→ Task prompt:
Extract every record, keeping each one exactly as it is.

(Collected data)
────────────────────────────────────────
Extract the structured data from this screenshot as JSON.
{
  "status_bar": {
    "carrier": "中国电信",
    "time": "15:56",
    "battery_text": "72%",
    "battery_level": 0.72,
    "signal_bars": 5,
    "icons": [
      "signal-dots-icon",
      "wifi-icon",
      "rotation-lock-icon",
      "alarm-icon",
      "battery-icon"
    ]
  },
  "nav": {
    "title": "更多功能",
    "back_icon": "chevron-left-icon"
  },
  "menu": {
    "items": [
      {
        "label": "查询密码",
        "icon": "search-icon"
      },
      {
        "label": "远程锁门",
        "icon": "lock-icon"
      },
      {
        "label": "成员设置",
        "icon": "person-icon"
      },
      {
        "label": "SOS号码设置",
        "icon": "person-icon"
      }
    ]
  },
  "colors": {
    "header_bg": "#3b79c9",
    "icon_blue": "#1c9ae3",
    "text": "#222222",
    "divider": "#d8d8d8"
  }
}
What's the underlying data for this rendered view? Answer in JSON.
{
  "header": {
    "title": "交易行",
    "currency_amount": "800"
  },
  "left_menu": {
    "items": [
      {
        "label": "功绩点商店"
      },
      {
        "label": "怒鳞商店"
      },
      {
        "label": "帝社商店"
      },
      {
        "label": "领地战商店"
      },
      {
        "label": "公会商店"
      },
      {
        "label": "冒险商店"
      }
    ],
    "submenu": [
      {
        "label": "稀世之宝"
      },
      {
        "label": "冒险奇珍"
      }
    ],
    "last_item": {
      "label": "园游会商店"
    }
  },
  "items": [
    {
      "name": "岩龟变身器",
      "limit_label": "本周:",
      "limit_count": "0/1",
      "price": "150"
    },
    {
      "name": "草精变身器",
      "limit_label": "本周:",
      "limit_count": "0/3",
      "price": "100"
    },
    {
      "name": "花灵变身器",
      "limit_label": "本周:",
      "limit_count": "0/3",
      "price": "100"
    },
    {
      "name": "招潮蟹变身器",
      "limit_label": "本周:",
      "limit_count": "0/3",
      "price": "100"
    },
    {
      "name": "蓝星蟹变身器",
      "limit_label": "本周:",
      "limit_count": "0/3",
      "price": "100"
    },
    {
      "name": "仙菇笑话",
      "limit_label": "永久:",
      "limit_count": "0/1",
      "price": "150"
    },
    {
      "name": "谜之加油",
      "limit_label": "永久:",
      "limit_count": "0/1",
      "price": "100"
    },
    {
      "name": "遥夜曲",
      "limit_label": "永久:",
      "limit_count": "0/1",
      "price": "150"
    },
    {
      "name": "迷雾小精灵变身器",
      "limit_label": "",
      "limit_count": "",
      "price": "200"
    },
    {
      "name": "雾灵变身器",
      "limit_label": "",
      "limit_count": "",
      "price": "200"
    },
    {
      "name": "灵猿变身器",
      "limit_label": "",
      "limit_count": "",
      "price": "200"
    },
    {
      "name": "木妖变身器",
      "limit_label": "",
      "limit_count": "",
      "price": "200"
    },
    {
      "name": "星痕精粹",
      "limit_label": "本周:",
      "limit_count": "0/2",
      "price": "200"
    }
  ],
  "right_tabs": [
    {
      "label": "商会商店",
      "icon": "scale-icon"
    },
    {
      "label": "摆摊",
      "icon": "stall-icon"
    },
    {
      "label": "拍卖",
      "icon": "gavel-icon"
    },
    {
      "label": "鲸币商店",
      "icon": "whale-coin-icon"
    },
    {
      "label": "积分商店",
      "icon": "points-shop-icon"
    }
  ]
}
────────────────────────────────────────
→ Response:
Extract the structured data from this screenshot as JSON.
{
  "status_bar": {
    "carrier": "中国电信",
    "time": "15:56",
    "battery_text": "72%",
    "battery_level": 0.72,
    "signal_bars": 5,
    "icons": [
      "signal-dots-icon",
      "wifi-icon",
      "rotation-lock-icon",
      "alarm-icon",
      "battery-icon"
    ]
  },
  "nav": {
    "title": "更多功能",
    "back_icon": "chevron-left-icon"
  },
  "menu": {
    "items": [
      {
        "label": "查询密码",
        "icon": "search-icon"
      },
      {
        "label": "远程锁门",
        "icon": "lock-icon"
      },
      {
        "label": "成员设置",
        "icon": "person-icon"
      },
      {
        "label": "SOS号码设置",
        "icon": "person-icon"
      }
    ]
  },
  "colors": {
    "header_bg": "#3b79c9",
    "icon_blue": "#1c9ae3",
    "text": "#222222",
    "divider": "#d8d8d8"
  }
}
What's the underlying data for this rendered view? Answer in JSON.
{
  "header": {
    "title": "交易行",
    "currency_amount": "800"
  },
  "left_menu": {
    "items": [
      {
        "label": "功绩点商店"
      },
      {
        "label": "怒鳞商店"
      },
      {
        "label": "帝社商店"
      },
      {
        "label": "领地战商店"
      },
      {
        "label": "公会商店"
      },
      {
        "label": "冒险商店"
      }
    ],
    "submenu": [
      {
        "label": "稀世之宝"
      },
      {
        "label": "冒险奇珍"
      }
    ],
    "last_item": {
      "label": "园游会商店"
    }
  },
  "items": [
    {
      "name": "岩龟变身器",
      "limit_label": "本周:",
      "limit_count": "0/1",
      "price": "150"
    },
    {
      "name": "草精变身器",
      "limit_label": "本周:",
      "limit_count": "0/3",
      "price": "100"
    },
    {
      "name": "花灵变身器",
      "limit_label": "本周:",
      "limit_count": "0/3",
      "price": "100"
    },
    {
      "name": "招潮蟹变身器",
      "limit_label": "本周:",
      "limit_count": "0/3",
      "price": "100"
    },
    {
      "name": "蓝星蟹变身器",
      "limit_label": "本周:",
      "limit_count": "0/3",
      "price": "100"
    },
    {
      "name": "仙菇笑话",
      "limit_label": "永久:",
      "limit_count": "0/1",
      "price": "150"
    },
    {
      "name": "谜之加油",
      "limit_label": "永久:",
      "limit_count": "0/1",
      "price": "100"
    },
    {
      "name": "遥夜曲",
      "limit_label": "永久:",
      "limit_count": "0/1",
      "price": "150"
    },
    {
      "name": "迷雾小精灵变身器",
      "limit_label": "",
      "limit_count": "",
      "price": "200"
    },
    {
      "name": "雾灵变身器",
      "limit_label": "",
      "limit_count": "",
      "price": "200"
    },
    {
      "name": "灵猿变身器",
      "limit_label": "",
      "limit_count": "",
      "price": "200"
    },
    {
      "name": "木妖变身器",
      "limit_label": "",
      "limit_count": "",
      "price": "200"
    },
    {
      "name": "星痕精粹",
      "limit_label": "本周:",
      "limit_count": "0/2",
      "price": "200"
    }
  ],
  "right_tabs": [
    {
      "label": "商会商店",
      "icon": "scale-icon"
    },
    {
      "label": "摆摊",
      "icon": "stall-icon"
    },
    {
      "label": "拍卖",
      "icon": "gavel-icon"
    },
    {
      "label": "鲸币商店",
      "icon": "whale-coin-icon"
    },
    {
      "label": "积分商店",
      "icon": "points-shop-icon"
    }
  ]
}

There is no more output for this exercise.